(Website and app data records)
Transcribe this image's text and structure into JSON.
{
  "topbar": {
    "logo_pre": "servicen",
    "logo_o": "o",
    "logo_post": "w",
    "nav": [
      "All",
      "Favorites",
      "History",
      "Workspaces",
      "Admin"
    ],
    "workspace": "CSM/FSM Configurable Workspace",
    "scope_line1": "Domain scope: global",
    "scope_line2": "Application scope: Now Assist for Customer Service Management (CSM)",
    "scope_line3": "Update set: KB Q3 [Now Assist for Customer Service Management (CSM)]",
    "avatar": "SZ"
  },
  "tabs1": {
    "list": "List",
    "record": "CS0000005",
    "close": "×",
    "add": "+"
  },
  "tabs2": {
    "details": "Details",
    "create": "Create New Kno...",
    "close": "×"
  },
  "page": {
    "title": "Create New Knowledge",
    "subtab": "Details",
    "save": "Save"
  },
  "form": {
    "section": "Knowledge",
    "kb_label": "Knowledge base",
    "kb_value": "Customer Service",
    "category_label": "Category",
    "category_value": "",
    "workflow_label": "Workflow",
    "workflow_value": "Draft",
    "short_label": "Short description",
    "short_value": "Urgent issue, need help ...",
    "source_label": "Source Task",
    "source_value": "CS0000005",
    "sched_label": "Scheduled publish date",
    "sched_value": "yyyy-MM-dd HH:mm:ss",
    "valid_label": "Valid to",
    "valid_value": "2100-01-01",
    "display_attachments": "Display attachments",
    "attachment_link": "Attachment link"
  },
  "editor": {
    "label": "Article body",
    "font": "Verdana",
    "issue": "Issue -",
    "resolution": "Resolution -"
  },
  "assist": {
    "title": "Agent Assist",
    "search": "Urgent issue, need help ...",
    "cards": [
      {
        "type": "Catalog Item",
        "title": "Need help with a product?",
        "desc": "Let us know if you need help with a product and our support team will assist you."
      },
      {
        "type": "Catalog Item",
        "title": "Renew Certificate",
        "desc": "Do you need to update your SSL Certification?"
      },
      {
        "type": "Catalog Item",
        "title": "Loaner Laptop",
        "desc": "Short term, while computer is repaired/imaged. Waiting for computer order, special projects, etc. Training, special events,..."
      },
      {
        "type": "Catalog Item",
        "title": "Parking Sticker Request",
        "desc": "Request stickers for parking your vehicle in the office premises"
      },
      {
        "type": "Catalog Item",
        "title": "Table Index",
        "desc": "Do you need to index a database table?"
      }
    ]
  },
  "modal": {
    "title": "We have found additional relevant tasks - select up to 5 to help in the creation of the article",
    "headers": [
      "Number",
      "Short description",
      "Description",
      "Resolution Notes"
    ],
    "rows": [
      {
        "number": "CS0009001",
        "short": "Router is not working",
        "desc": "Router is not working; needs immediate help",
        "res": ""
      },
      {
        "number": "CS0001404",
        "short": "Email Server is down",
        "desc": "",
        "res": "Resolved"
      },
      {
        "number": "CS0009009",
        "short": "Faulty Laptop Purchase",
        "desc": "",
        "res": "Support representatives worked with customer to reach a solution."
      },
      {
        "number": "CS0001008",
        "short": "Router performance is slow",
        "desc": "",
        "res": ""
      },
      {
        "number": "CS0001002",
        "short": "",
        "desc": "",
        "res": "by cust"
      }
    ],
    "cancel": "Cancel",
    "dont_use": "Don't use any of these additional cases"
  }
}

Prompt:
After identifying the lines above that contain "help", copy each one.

Answer space:
    "short_value": "Urgent issue, need help ...",
    "search": "Urgent issue, need help ...",
        "title": "Need help with a product?",
        "desc": "Let us know if you need help with a product and our support team will assist you."
    "title": "We have found additional relevant tasks - select up to 5 to help in the creation of the article",
        "desc": "Router is not working; needs immediate help",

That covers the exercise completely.